Perhaps speaking to the paradox the most is the UN’s Universal Declaration of Human Rights of 1948—arguably the pinnacle of humanity’s collective political achievements. “Yet, in this first decade of the twenty-first century, there still remains a long way to go in order to achieve the plenitude of the international protection of human rights,” argues Antônio Augusto Cançado Trindade, former President of the Inter-American Court of Human Rights, where “the advances of the international protection of human rights depend nowadays, to a large extent, on national measures of implementation.”

None of this is to suggest that all power be exercised at the highest possible level. Not only does it historically run the risk of the abuse of such a centralized power, it would also be a great loss in flexibility not to mention a hindrance to innovation at the local level. Somewhere in between there lies a sweet spot all right, but there is more to this. What makes this balancing act even more delicate is the psychological phenomenon which has us feel losses more intensely than gains. This is something that renders humans risk-averse. Shifting therefore too much power to the more capricious lower levels of governance might just be at odds with the very notion of individual well-being.

Momentous decisions such as the Brexit referendum call (or alas should have) for a cool head. One can even make a convincing case against subjecting such decisions to the whim of the voter. Even so whenever faced with one, we ought to take a detached look at the arguments of the ones who shriek ‘liberty’ the loudest. Especially when they happen to be coming from those who make entire careers out of conflating it with actual individual liberty.

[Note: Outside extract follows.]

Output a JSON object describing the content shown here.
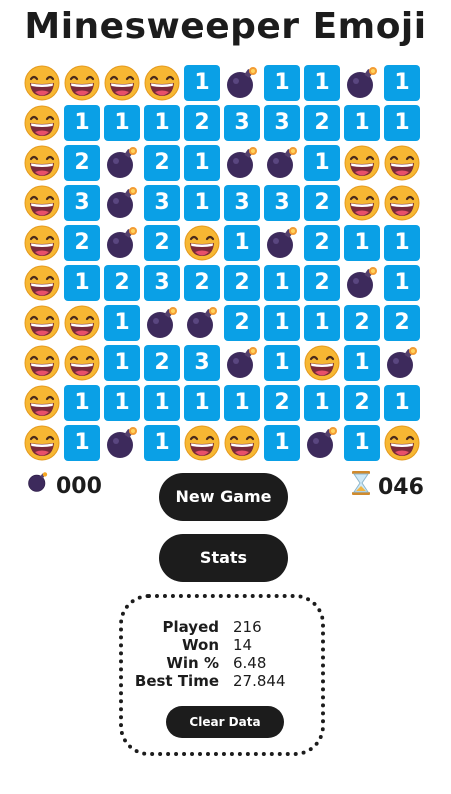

Read All

 

Picking the best U.S. presidential candidate from a markedly global perspective.

Being a spectator from over the other shore of the Atlantic to all the antics that the U.S. Presidential campaign tends to bring out of an uncomfortably large portion of the candidates is admittedly an entertaining way of killing some time. Come Iowa tomorrow though, the mood is about to get more tense and solemn as events to be unfolding from there on are likely to bear primary importance with far-reaching implications for both the parties and the country.

However, the very moment we fully grasp the stakes that this whole show entails, quickly evaporates what little fun is left to make generous accommodation for despondence. After all, Americans are about to elect one of these people to be President of the Earth.

President of the Earth!? Isn’t it way too pompous and arrogant to say that?

Oh, please. Just lean back and let a couple of facts give you a taste.

Read All